-- Task directions --
All lines of the records below that contain the word "Shift" must be listed.

─── Records to use

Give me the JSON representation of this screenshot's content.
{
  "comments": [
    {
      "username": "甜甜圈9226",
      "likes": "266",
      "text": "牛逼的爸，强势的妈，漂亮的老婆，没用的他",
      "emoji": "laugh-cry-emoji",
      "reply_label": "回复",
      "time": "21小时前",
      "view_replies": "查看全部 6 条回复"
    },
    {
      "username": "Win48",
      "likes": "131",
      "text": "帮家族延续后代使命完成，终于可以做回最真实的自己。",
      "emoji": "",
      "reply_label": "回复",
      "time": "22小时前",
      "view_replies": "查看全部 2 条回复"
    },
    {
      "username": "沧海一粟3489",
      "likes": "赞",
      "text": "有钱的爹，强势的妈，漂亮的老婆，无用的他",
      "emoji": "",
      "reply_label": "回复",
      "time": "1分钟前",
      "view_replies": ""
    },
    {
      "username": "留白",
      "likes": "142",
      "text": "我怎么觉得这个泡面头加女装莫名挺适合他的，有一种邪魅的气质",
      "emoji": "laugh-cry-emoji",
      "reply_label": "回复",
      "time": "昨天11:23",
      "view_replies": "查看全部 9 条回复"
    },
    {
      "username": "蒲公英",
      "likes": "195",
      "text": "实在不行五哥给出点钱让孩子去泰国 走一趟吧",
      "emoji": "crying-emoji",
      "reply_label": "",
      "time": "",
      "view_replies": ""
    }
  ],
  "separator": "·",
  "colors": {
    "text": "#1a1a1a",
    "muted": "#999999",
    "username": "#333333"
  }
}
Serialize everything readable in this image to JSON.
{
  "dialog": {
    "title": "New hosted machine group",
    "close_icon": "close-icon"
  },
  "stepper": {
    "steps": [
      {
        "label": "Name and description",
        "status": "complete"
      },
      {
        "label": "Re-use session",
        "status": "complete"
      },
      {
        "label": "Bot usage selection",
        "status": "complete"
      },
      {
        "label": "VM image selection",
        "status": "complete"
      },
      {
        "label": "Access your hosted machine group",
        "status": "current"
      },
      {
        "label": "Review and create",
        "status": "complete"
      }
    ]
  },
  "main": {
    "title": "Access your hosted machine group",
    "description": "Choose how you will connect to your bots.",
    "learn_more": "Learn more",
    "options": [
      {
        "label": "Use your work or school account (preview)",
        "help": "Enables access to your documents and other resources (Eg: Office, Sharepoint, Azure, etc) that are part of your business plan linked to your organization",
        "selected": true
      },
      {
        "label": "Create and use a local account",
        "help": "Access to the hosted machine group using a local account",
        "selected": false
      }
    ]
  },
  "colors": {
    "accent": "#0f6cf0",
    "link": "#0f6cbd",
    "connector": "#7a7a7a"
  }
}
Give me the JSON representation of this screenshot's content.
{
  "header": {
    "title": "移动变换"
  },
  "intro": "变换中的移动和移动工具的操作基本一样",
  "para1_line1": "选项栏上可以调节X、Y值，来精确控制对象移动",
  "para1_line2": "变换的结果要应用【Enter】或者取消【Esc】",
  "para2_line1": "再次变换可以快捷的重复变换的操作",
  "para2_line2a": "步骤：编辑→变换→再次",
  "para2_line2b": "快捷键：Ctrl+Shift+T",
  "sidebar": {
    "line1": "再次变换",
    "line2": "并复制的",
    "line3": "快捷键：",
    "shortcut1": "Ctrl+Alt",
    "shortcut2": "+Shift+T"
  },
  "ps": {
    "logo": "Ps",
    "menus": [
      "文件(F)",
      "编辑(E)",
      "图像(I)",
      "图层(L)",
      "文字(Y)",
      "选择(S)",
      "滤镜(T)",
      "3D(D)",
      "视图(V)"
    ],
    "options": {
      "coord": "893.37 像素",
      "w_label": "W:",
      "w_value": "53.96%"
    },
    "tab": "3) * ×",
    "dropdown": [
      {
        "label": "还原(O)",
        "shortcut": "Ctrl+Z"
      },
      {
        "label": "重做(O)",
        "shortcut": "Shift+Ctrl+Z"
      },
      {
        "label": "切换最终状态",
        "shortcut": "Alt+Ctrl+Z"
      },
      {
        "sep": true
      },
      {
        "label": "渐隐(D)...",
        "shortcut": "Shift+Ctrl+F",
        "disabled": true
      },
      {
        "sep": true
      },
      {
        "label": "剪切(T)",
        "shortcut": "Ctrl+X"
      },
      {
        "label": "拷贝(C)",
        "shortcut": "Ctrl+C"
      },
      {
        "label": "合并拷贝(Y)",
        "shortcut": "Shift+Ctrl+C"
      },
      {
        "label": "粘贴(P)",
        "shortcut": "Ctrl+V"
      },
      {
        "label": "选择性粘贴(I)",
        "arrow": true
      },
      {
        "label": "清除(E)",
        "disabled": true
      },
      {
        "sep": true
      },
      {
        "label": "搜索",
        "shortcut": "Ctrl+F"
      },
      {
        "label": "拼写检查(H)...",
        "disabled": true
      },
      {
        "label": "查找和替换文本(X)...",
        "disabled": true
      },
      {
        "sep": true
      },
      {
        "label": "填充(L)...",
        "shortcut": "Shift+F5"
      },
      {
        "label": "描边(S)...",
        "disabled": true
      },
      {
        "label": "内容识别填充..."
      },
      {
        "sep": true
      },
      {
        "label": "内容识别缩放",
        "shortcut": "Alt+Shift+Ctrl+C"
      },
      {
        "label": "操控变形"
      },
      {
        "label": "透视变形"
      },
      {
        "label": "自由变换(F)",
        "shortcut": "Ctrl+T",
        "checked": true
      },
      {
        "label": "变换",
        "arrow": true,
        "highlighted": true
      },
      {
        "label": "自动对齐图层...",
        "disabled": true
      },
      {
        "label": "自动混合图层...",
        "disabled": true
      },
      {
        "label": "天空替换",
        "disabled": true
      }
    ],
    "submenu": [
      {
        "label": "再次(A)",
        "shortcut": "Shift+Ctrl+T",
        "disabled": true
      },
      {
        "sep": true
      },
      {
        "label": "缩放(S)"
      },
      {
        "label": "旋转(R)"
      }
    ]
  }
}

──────

-- Answer box --
  "para2_line2b": "快捷键：Ctrl+Shift+T",
    "shortcut2": "+Shift+T"
        "shortcut": "Shift+Ctrl+Z"
        "shortcut": "Shift+Ctrl+F",
        "shortcut": "Shift+Ctrl+C"
        "shortcut": "Shift+F5"
        "shortcut": "Alt+Shift+Ctrl+C"
        "shortcut": "Shift+Ctrl+T",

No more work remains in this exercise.